Using positive affirmations with kids can be a great tool to help kids build their self-confidence and self-esteem. They can help children to focus on the positive aspects of their lives rather than the negative, and to recognise their strengths and abilities.
Age Appropriate Positive Affirmations for Kids
By repeating affirmations, children can learn to focus on the positive and become more motivated and confident in their decisions and abilities. Here are some tips to make affirmations age appropriate.
For babies and toddlers, it is never too early to start using affirmations! Even if you have children who can’t talk get, you can begin by role modelling and using positive affirmations into your own life. Say them out loud and use positive body language, show in real life, the times when you need to use positive affirmations.
For younger kids, start simple with statements with just a few words. It’s important to make sure that the language used in affirmations is age appropriate for the child. For young children, use simple, positive language that is easy to understand like “I can do it”, “I am brave” or “I am strong”. They can build on simple statements as their language develops.
For tweens and teens, you can choose more complex affirmations with more words, such as “I am capable of anything I set my mind to” or “I am worthy of love and respect.” Affirmations are powerful tool for helping tweens and teens to build their self-esteem, confidence and to remind themselves of their worth and potential.
How Do I Start Using Positive Affirmations with My Kids
Starting to use positive affirmations with your children can help to reduce stress and anxiety, as they focus on the positive and practice self-acceptance. They can also help them to develop a growth mindset and to be resilient and flexible in their thinking. Here are a few tips to get you started:
- Be Encouraging – Affirmations can be a great way to encourage your kids to do their best and achieve their goals. Affirmations should be said with conviction and enthusiasm. If you don’t believe what you’re saying, your kids won’t either. Speak with a strong voice and make eye contact to show that you mean it.

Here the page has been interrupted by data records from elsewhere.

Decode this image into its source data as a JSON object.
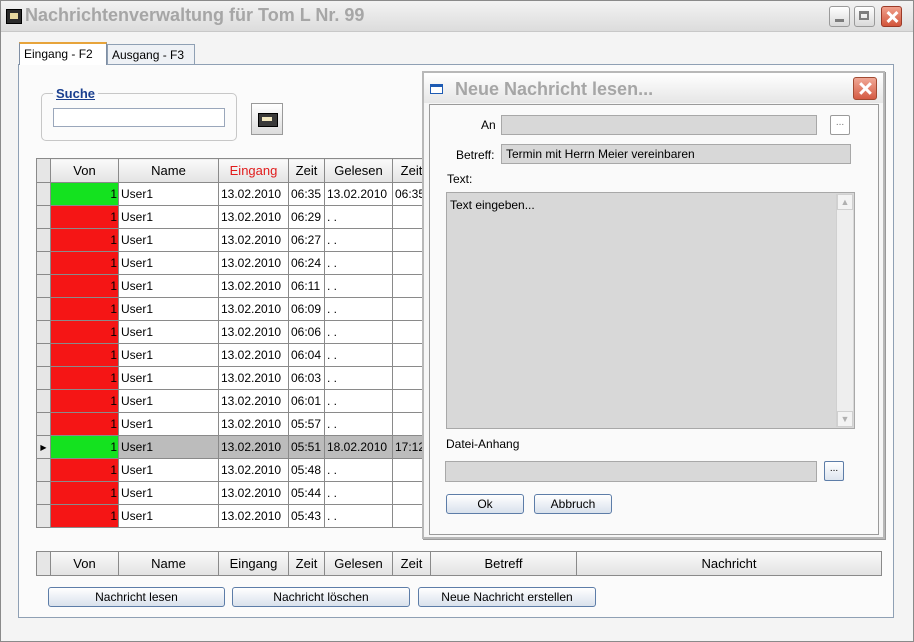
{
  "window": {
    "title": "Nachrichtenverwaltung für Tom L Nr. 99"
  },
  "tabs": [
    {
      "label": "Eingang - F2",
      "active": true
    },
    {
      "label": "Ausgang - F3",
      "active": false
    }
  ],
  "search": {
    "label": "Suche",
    "value": ""
  },
  "grid": {
    "headers": [
      "Von",
      "Name",
      "Eingang",
      "Zeit",
      "Gelesen",
      "Zeit"
    ],
    "sorted_column": "Eingang",
    "rows": [
      {
        "von": "1",
        "status": "green",
        "name": "User1",
        "eingang": "13.02.2010",
        "zeit": "06:35",
        "gelesen": "13.02.2010",
        "zeit2": "06:35"
      },
      {
        "von": "1",
        "status": "red",
        "name": "User1",
        "eingang": "13.02.2010",
        "zeit": "06:29",
        "gelesen": ". .",
        "zeit2": ""
      },
      {
        "von": "1",
        "status": "red",
        "name": "User1",
        "eingang": "13.02.2010",
        "zeit": "06:27",
        "gelesen": ". .",
        "zeit2": ""
      },
      {
        "von": "1",
        "status": "red",
        "name": "User1",
        "eingang": "13.02.2010",
        "zeit": "06:24",
        "gelesen": ". .",
        "zeit2": ""
      },
      {
        "von": "1",
        "status": "red",
        "name": "User1",
        "eingang": "13.02.2010",
        "zeit": "06:11",
        "gelesen": ". .",
        "zeit2": ""
      },
      {
        "von": "1",
        "status": "red",
        "name": "User1",
        "eingang": "13.02.2010",
        "zeit": "06:09",
        "gelesen": ". .",
        "zeit2": ""
      },
      {
        "von": "1",
        "status": "red",
        "name": "User1",
        "eingang": "13.02.2010",
        "zeit": "06:06",
        "gelesen": ". .",
        "zeit2": ""
      },
      {
        "von": "1",
        "status": "red",
        "name": "User1",
        "eingang": "13.02.2010",
        "zeit": "06:04",
        "gelesen": ". .",
        "zeit2": ""
      },
      {
        "von": "1",
        "status": "red",
        "name": "User1",
        "eingang": "13.02.2010",
        "zeit": "06:03",
        "gelesen": ". .",
        "zeit2": ""
      },
      {
        "von": "1",
        "status": "red",
        "name": "User1",
        "eingang": "13.02.2010",
        "zeit": "06:01",
        "gelesen": ". .",
        "zeit2": ""
      },
      {
        "von": "1",
        "status": "red",
        "name": "User1",
        "eingang": "13.02.2010",
        "zeit": "05:57",
        "gelesen": ". .",
        "zeit2": ""
      },
      {
        "von": "1",
        "status": "green",
        "name": "User1",
        "eingang": "13.02.2010",
        "zeit": "05:51",
        "gelesen": "18.02.2010",
        "zeit2": "17:12",
        "selected": true
      },
      {
        "von": "1",
        "status": "red",
        "name": "User1",
        "eingang": "13.02.2010",
        "zeit": "05:48",
        "gelesen": ". .",
        "zeit2": ""
      },
      {
        "von": "1",
        "status": "red",
        "name": "User1",
        "eingang": "13.02.2010",
        "zeit": "05:44",
        "gelesen": ". .",
        "zeit2": ""
      },
      {
        "von": "1",
        "status": "red",
        "name": "User1",
        "eingang": "13.02.2010",
        "zeit": "05:43",
        "gelesen": ". .",
        "zeit2": ""
      }
    ]
  },
  "footer": {
    "cols": [
      "Von",
      "Name",
      "Eingang",
      "Zeit",
      "Gelesen",
      "Zeit",
      "Betreff",
      "Nachricht"
    ]
  },
  "actions": {
    "read": "Nachricht lesen",
    "delete": "Nachricht löschen",
    "create": "Neue Nachricht erstellen"
  },
  "dialog": {
    "title": "Neue Nachricht lesen...",
    "an_label": "An",
    "an_value": "",
    "betreff_label": "Betreff:",
    "betreff_value": "Termin mit Herrn Meier vereinbaren",
    "text_label": "Text:",
    "text_value": "Text eingeben...",
    "attachment_label": "Datei-Anhang",
    "attachment_value": "",
    "ellipsis": "...",
    "ok": "Ok",
    "cancel": "Abbruch"
  },
  "colors": {
    "read": "#14e21f",
    "unread": "#f51515",
    "sort_header": "#e11c1c",
    "selected_row": "#bcbcbc"
  }
}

- Be Consistent. Affirmations should be used regularly and not just when your kids need a boost in self-confidence. Remind them of their worth every day, even when they’re having a bad day.
- Be Creative – Get creative with your affirmations. Make a scrap book, paint, create your own affirmation cards or make a vision board. Kids are so creative they will have some great ideas too!
- Be Fun – Use affirmations in play! Sing, dance, play games. Use affirmations with in themes like Christmas, Easter and Halloween or around pop culture like cartoons or films.
- Make it Personal – Personalising affirmations can help your child relate to them more easily. Here are a few ideas: Use their names, relate affirmations to their goals and interests and ask kids to create their own affirmations.
Tell Kids How Positive Affirmations Work
My son loves to ask questions and understand more about everything! If children and teens understand the how and the why, then they can make their own decisions about using positive affirmations.
I explain positive affirmations to younger kids a little bit like this:
“Affirmations are positive words that can help to rewire your brains to see the good stuff. You have the power to reprogram your thoughts. Your brain is a super computer, but we have something called a negativity bias, which means its much easier for us to notice the not so good stuff and ignore the positive things.
Our brains are like super glue to the negative. So, when we repeat positive affirmations regularly, they can help to create new neural pathways in the brain, so that the positive sticks like glue too!”
What is the Negativity Bias
The negativity bias is a psychological phenomenon in which we give more attention and weight to negative experiences, thoughts, and emotions. This means that we tend to remember negative events more than positive events, and the negative events we remember may be more intense or longer-lasting than the positive events.
The negativity bias is thought to be an evolutionary adaptation that helped our ancestors survive by making sure they took note of potential threats and dangers in their environment. It can still be useful today in helping us recognise potential risks and dangers, but it can also lead to unhealthy and unhelpful rumination on negative events or experiences.
I hope this information is helpful for you and your children, whether they are younger or older practicing using positive self talk and language is an important part of their mental health and wellbeing. Take Care Emma x